Here you can see the front wall a bit. It fits well enough - it's only a rustic sort of contraption anyway.
I originally tried drilling holes into the wheels for the axles, however there were a couple of problems. First, I failed to get the holes in the centre of the wheel, so things were a bit wonky. Second, I left the axles too long, and it make the wagon even wider than it needed to be. In the end I came back and cut the wheels off, trimmed the axles, and reattached everything by drilling a hole right through the wheel and into the axle to allow pinning. I might go back and remove the nail heads of the pins - I'm undecided yet as to whether that's important.

The final product is very large - bigger than I imagined. Of course, as this is effectively a prototype, I'm pretty happy that it works at all. The design can always be refined. As it is, this wagon and its horse will end up taking up the space of 18 models (6 x 3) in my Halberdiers. This happens to be perfect to push the unit's total footprint out to 60 models. But it was in no way planned that way. Certainly not! <looks shifty>
The base, which should be big enough for the wagon, horse and a couple of models on the ground. Needs some putty work, this base.
I think for the next attempt, I will resize the chassis a bit to give it a slightly more compact feel.

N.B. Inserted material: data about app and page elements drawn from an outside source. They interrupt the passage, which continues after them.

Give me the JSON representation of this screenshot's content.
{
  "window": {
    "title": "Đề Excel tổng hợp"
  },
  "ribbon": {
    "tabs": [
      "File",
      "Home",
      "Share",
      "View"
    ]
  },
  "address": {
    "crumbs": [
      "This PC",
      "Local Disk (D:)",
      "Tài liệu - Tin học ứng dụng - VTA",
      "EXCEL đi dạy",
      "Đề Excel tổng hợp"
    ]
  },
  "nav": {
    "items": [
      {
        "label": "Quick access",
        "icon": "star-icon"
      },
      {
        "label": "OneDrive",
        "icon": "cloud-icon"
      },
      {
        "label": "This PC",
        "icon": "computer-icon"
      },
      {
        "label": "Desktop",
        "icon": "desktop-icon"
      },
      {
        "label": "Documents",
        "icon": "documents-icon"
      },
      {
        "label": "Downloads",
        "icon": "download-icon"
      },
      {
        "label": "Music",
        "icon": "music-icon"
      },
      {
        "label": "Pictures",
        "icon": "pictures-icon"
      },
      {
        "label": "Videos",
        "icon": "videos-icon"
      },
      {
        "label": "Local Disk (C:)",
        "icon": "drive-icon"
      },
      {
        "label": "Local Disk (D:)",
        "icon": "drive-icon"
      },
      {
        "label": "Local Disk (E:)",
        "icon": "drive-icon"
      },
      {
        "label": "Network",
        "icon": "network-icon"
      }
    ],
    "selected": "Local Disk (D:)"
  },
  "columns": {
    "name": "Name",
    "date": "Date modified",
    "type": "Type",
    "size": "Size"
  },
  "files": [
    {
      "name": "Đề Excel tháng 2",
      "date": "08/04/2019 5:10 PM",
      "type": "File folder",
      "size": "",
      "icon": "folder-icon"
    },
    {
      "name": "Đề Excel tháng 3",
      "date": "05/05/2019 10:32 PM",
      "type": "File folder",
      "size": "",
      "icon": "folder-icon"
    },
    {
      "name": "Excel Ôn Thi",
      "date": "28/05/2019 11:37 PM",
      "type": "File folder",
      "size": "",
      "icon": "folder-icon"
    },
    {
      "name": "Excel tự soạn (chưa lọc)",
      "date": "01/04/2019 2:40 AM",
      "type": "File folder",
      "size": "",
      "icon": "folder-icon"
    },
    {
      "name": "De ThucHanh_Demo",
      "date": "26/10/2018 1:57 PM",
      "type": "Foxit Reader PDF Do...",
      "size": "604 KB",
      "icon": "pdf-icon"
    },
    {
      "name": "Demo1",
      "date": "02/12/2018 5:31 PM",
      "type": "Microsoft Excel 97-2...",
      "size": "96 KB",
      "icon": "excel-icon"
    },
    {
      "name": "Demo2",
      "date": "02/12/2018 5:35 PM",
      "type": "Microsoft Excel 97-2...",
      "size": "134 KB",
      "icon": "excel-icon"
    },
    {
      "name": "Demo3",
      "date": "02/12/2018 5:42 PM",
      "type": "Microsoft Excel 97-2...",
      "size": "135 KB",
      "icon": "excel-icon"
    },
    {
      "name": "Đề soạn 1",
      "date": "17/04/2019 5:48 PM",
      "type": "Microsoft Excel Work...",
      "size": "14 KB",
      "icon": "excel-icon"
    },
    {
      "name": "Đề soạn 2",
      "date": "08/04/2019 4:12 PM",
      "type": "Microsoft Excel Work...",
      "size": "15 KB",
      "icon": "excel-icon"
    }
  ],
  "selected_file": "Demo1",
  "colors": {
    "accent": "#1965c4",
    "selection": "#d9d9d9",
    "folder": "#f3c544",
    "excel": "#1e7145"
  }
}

I will probably also adjust the tracings that the horse hooks up to in order to make them better fit the steed, as well as possibly making them removable so the horse can be based separately and removed from the wagon so that I don't have such a large filler with no way of breaking it up. I'll probably add some grooves to the base to represent the separate wood planks used to assemble the wagon, too. But these are all refinements. The basic concept worked.

I think this thing will work well enough to be used as-is. My plan is to make it a surgeon's cart, and have wounded soldiers inside, a surgeon, and a couple of orderlies guarding it. In effect it should be a little diorama. I like the idea, so now we just need to see if I can pull it off convincingly. Then I can start coming up with other ideas for other units - supply wagons, etc.

1 comment:

  1. That looks really cool!

    I have no experience in 3D modelling or printing, but I wouldn't have thought it would be too hard to add planking texture to the bed and wheels.

    Looking forward to seeing it completed!